-- TRY IT --
With the pictures left out, output the records below exactly.

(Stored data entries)
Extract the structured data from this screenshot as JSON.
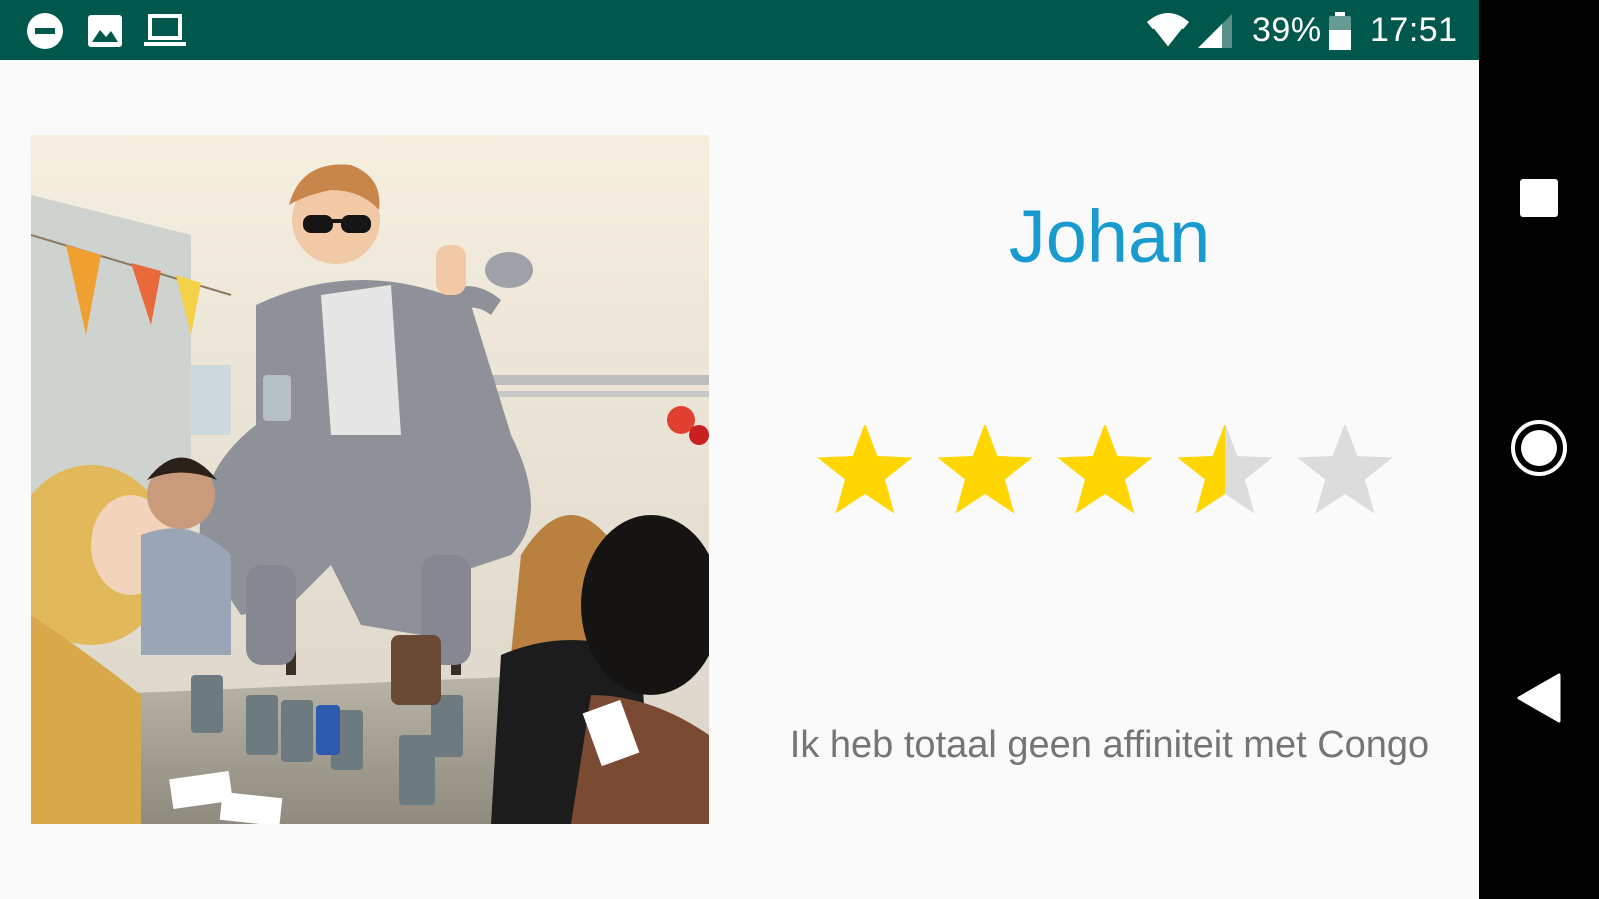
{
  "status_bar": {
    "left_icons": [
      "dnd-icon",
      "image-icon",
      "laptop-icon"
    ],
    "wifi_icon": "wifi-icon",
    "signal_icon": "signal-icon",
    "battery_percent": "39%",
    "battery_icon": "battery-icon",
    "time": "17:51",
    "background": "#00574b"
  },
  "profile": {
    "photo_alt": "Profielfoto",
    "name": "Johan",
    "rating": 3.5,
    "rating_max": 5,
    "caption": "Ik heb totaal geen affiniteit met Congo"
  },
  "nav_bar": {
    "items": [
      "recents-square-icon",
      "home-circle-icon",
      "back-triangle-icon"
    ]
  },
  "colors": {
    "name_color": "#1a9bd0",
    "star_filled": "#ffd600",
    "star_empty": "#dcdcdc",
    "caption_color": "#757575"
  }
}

-- WRITTEN REPLY --
Extract the structured data from this screenshot as JSON.
{
  "status_bar": {
    "left_icons": [
      "dnd-icon",
      "image-icon",
      "laptop-icon"
    ],
    "wifi_icon": "wifi-icon",
    "signal_icon": "signal-icon",
    "battery_percent": "39%",
    "battery_icon": "battery-icon",
    "time": "17:51",
    "background": "#00574b"
  },
  "profile": {
    "photo_alt": "Profielfoto",
    "name": "Johan",
    "rating": 3.5,
    "rating_max": 5,
    "caption": "Ik heb totaal geen affiniteit met Congo"
  },
  "nav_bar": {
    "items": [
      "recents-square-icon",
      "home-circle-icon",
      "back-triangle-icon"
    ]
  },
  "colors": {
    "name_color": "#1a9bd0",
    "star_filled": "#ffd600",
    "star_empty": "#dcdcdc",
    "caption_color": "#757575"
  }
}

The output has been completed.